by Dinesh Thakur

Having test cases that are good at revealing the presence of faults is central to successful testing. Ideally, we would like to determine a set of test cases such that successful execution of all of them implies that there are no errors in the program. This ideal goal cannot usually be achieved due to practical and theoretical constraints.

As each test case costs money, effort is needed to generate the test case, machine time is needed to execute the program for that test case, and more effort is needed to evaluate the results.


Therefore, we would also like to minimize the number of test cases needed to detect errors. These are the two fundamental goals of a practical testing activity – maximize the number of errors detected and minimize the number of test cases. With selecting test cases the primary objectives is to ensure that if there is an error or fault in the program, it is exercised by one of the test cases.


An ideal test case set is one that succeeds (meaning that its execution reveals no errors) only if there are no errors in the program. For this test selection criterion can be used.  There are two aspects of test case selection – specifying a criterion for evaluating a set of test cases, and generating a set of test cases that satisfy a given criterion.


There are two fundamental properties for a testing criterion: reliability and validity. A criterion is reliable if all the sets that satisfy the criterion detect the same errors. A criterion is valid if for any error in the program there is some set satisfying the criterion that will reveal the error. Some axioms capturing some of the desirable properties of test criteria have been proposed. The first axiom is the applicability axiom, which states that for every program there exists a test set T that satisfies the criterion.


This is clearly desirable for a general-purpose criterion: a criterion that can be satisfied only for some types of programs is of limited use in testing. The anti extensionality axiom states that there are programs P and Q, both of which implement the same specifications, such that a test set T satisfies the criterion for P but does not satisfy the criterion for Q. This axiom ensures that the program structure has an important role to play in deciding the test cases.


The anti decomposition axiom states that there exists a program P and its component Q such that a test case set T satisfies the criterion for P and T1 is the set of values that variables can assume on entering Q for some test case in T and T1 does not satisfy the criterion for Q. Essentially, the axiom says that just because the criterion is satisfied for the entire program, it does not mean that the criterion has been satisfied for its components.

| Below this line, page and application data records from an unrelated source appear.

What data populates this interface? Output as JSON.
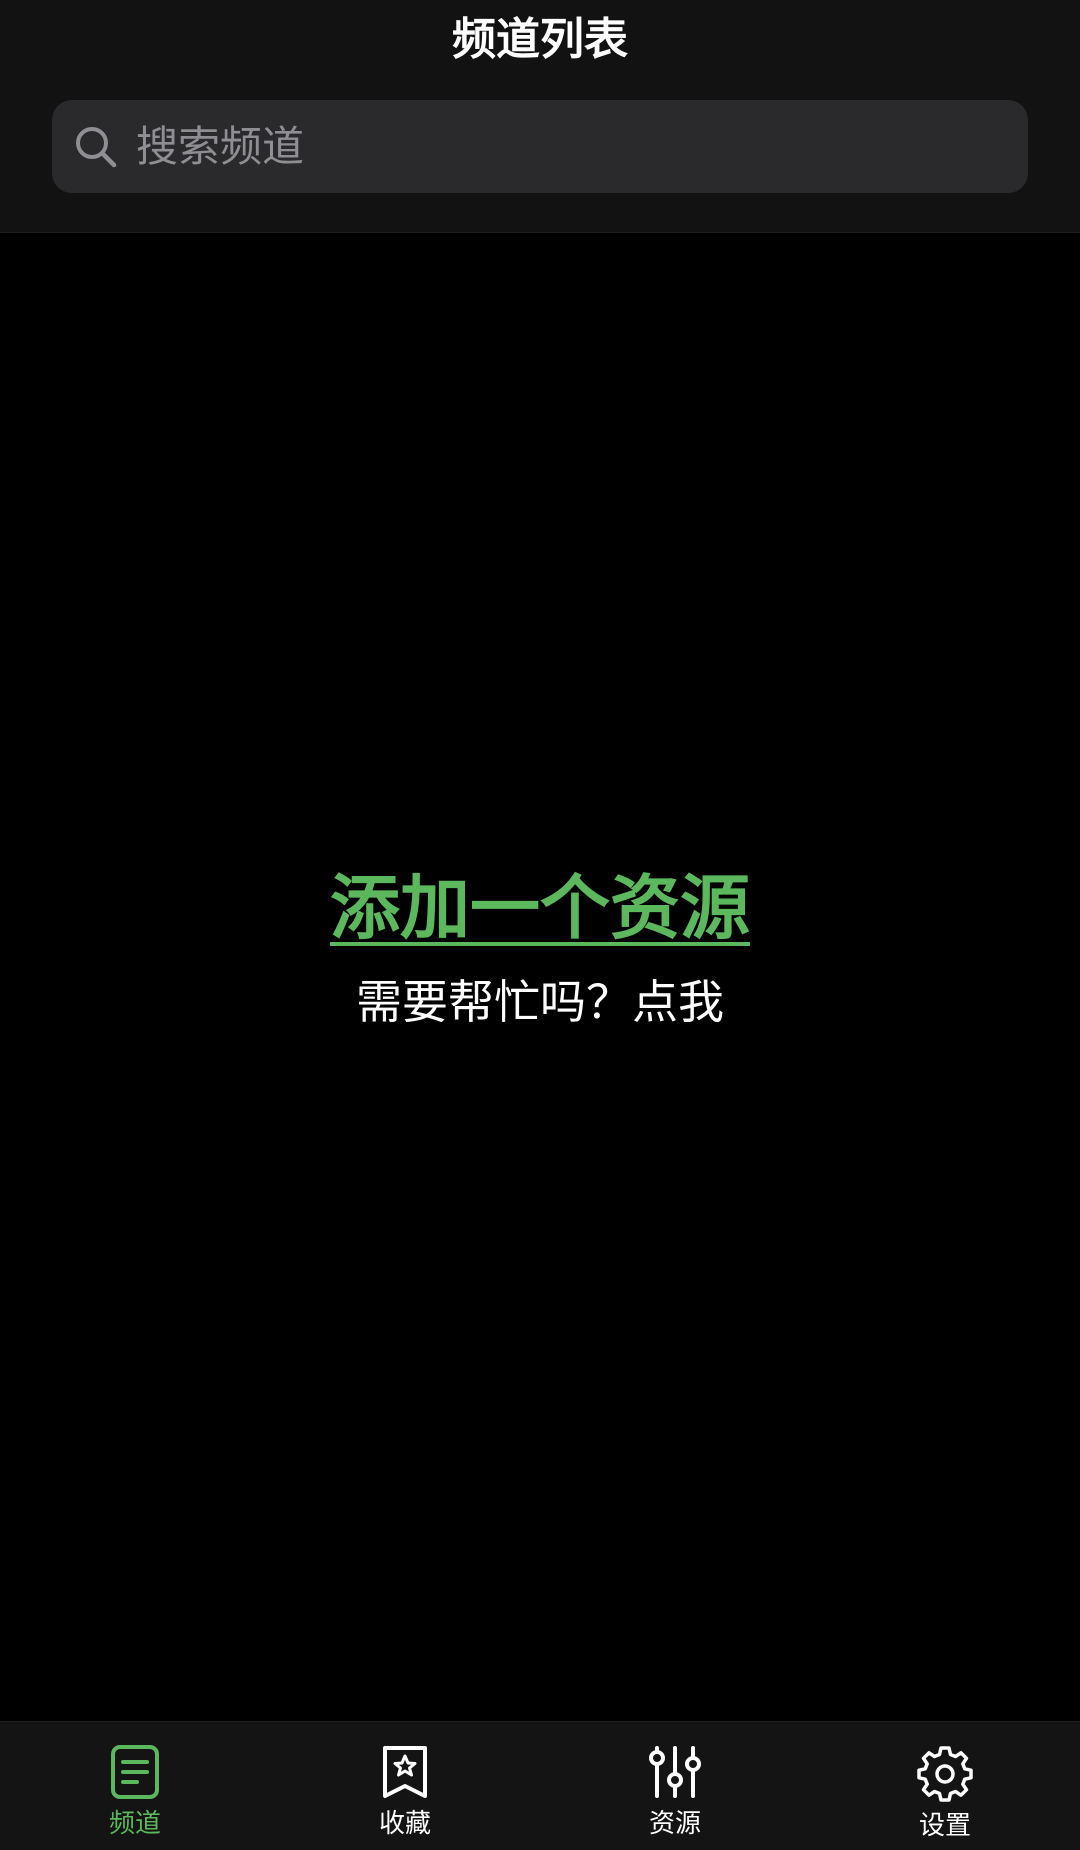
{
  "header": {
    "title": "频道列表"
  },
  "search": {
    "placeholder": "搜索频道",
    "value": "",
    "icon": "search-icon"
  },
  "empty_state": {
    "add_source_link": "添加一个资源",
    "help_text": "需要帮忙吗？点我"
  },
  "tabs": [
    {
      "label": "频道",
      "icon": "channel-list-icon",
      "active": true
    },
    {
      "label": "收藏",
      "icon": "bookmark-star-icon",
      "active": false
    },
    {
      "label": "资源",
      "icon": "sliders-icon",
      "active": false
    },
    {
      "label": "设置",
      "icon": "gear-icon",
      "active": false
    }
  ],
  "colors": {
    "accent": "#5cb85c",
    "header_bg": "#121212",
    "search_bg": "#2a2a2c",
    "body_bg": "#000000",
    "tabbar_bg": "#141414"
  }
}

The anti composition axiom states that there exist program P and Q such that T satisfies the criterion for P and the outputs of P for T satisfy the criterion for Q, but T does not satisfy the criterion for the parts P and Q does not imply that the criterion has been satisfied by the program comprising P, Q. It is very difficult to get a criterion that satisfies even these axioms. This is largely due to the fact that a program may have paths that are infeasible, and one cannot determine these infeasible paths algorithmically as the problem is undecidable.